Records supplied →
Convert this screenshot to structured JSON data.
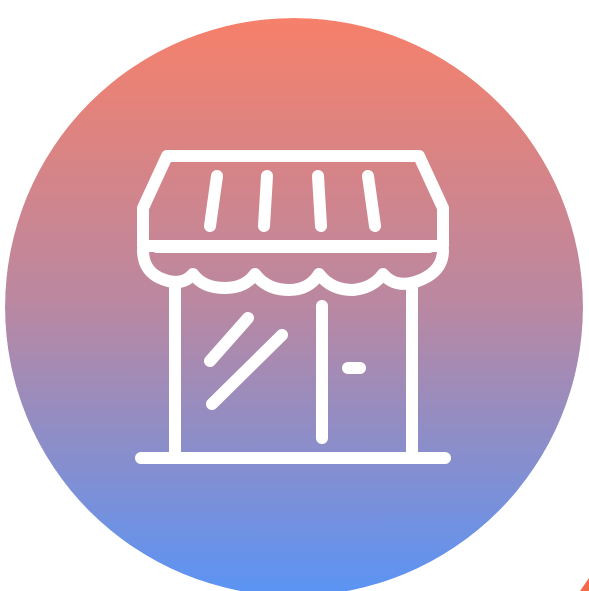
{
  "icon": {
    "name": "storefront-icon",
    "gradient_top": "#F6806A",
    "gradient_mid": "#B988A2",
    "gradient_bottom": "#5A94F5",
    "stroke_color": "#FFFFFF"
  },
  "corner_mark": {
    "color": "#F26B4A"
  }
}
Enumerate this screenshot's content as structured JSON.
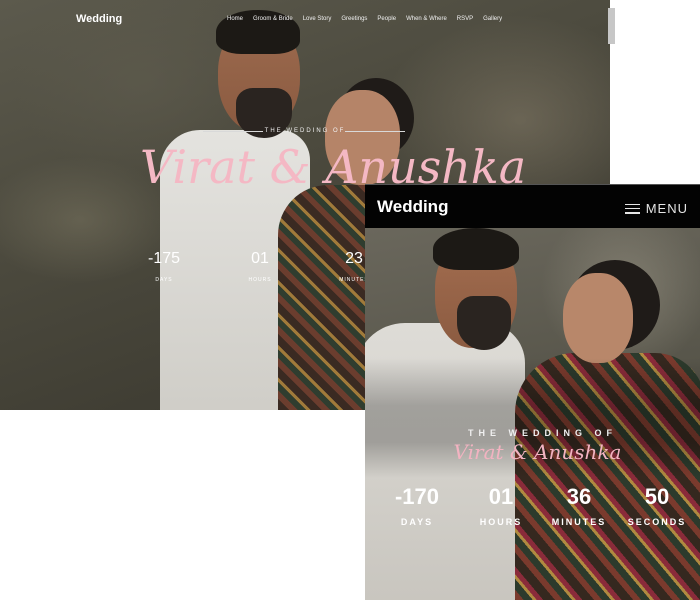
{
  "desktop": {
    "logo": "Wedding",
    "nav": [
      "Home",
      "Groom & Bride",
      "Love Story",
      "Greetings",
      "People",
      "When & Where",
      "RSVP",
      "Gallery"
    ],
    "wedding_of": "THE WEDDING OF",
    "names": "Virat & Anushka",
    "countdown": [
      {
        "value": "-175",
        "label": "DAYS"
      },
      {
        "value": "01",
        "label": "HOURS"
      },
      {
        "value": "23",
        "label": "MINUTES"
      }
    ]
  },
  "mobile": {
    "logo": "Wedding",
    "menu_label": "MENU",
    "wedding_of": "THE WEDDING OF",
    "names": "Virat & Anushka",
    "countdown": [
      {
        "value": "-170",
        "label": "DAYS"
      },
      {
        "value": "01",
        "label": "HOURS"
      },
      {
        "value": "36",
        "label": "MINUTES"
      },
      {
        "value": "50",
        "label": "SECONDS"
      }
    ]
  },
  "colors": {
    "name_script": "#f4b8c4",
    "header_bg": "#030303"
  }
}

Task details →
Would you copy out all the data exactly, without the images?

Answer for this exercise →
Convert this screenshot to structured JSON data.
{
  "icon": {
    "name": "storefront-icon",
    "gradient_top": "#F6806A",
    "gradient_mid": "#B988A2",
    "gradient_bottom": "#5A94F5",
    "stroke_color": "#FFFFFF"
  },
  "corner_mark": {
    "color": "#F26B4A"
  }
}
Enumerate this screenshot's content as structured JSON.
{
  "desktop": {
    "logo": "Wedding",
    "nav": [
      "Home",
      "Groom & Bride",
      "Love Story",
      "Greetings",
      "People",
      "When & Where",
      "RSVP",
      "Gallery"
    ],
    "wedding_of": "THE WEDDING OF",
    "names": "Virat & Anushka",
    "countdown": [
      {
        "value": "-175",
        "label": "DAYS"
      },
      {
        "value": "01",
        "label": "HOURS"
      },
      {
        "value": "23",
        "label": "MINUTES"
      }
    ]
  },
  "mobile": {
    "logo": "Wedding",
    "menu_label": "MENU",
    "wedding_of": "THE WEDDING OF",
    "names": "Virat & Anushka",
    "countdown": [
      {
        "value": "-170",
        "label": "DAYS"
      },
      {
        "value": "01",
        "label": "HOURS"
      },
      {
        "value": "36",
        "label": "MINUTES"
      },
      {
        "value": "50",
        "label": "SECONDS"
      }
    ]
  },
  "colors": {
    "name_script": "#f4b8c4",
    "header_bg": "#030303"
  }
}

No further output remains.